Excerpts from an interface dataset

Segment Open

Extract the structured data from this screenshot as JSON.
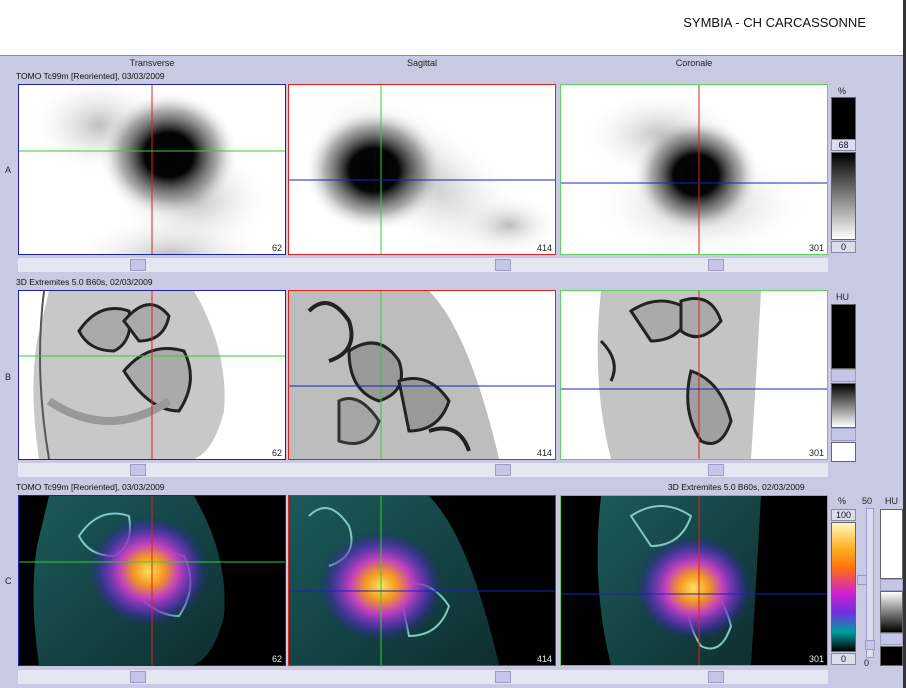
{
  "header": {
    "site_title": "SYMBIA - CH CARCASSONNE"
  },
  "columns": [
    "Transverse",
    "Sagittal",
    "Coronale"
  ],
  "rows": [
    {
      "label": "A",
      "series_left": "TOMO Tc99m [Reoriented], 03/03/2009",
      "series_right": "",
      "slices": [
        "62",
        "414",
        "301"
      ]
    },
    {
      "label": "B",
      "series_left": "3D  Extremites  5.0  B60s, 02/03/2009",
      "series_right": "",
      "slices": [
        "62",
        "414",
        "301"
      ]
    },
    {
      "label": "C",
      "series_left": "TOMO Tc99m [Reoriented], 03/03/2009",
      "series_right": "3D  Extremites  5.0  B60s, 02/03/2009",
      "slices": [
        "62",
        "414",
        "301"
      ]
    }
  ],
  "colorbars": {
    "a_unit": "%",
    "a_high": "68",
    "a_low": "0",
    "b_unit": "HU",
    "c_pct_unit": "%",
    "c_pct_high": "100",
    "c_pct_low": "0",
    "c_window": "50",
    "c_hu_unit": "HU",
    "c_hu_low": "0"
  },
  "colors": {
    "crosshair_red": "#e02020",
    "crosshair_green": "#30d030",
    "crosshair_blue": "#2020c0"
  }
}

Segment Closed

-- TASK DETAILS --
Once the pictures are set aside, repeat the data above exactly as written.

-- ANSWER TO THIS EXERCISE --
Extract the structured data from this screenshot as JSON.
{
  "header": {
    "site_title": "SYMBIA - CH CARCASSONNE"
  },
  "columns": [
    "Transverse",
    "Sagittal",
    "Coronale"
  ],
  "rows": [
    {
      "label": "A",
      "series_left": "TOMO Tc99m [Reoriented], 03/03/2009",
      "series_right": "",
      "slices": [
        "62",
        "414",
        "301"
      ]
    },
    {
      "label": "B",
      "series_left": "3D  Extremites  5.0  B60s, 02/03/2009",
      "series_right": "",
      "slices": [
        "62",
        "414",
        "301"
      ]
    },
    {
      "label": "C",
      "series_left": "TOMO Tc99m [Reoriented], 03/03/2009",
      "series_right": "3D  Extremites  5.0  B60s, 02/03/2009",
      "slices": [
        "62",
        "414",
        "301"
      ]
    }
  ],
  "colorbars": {
    "a_unit": "%",
    "a_high": "68",
    "a_low": "0",
    "b_unit": "HU",
    "c_pct_unit": "%",
    "c_pct_high": "100",
    "c_pct_low": "0",
    "c_window": "50",
    "c_hu_unit": "HU",
    "c_hu_low": "0"
  },
  "colors": {
    "crosshair_red": "#e02020",
    "crosshair_green": "#30d030",
    "crosshair_blue": "#2020c0"
  }
}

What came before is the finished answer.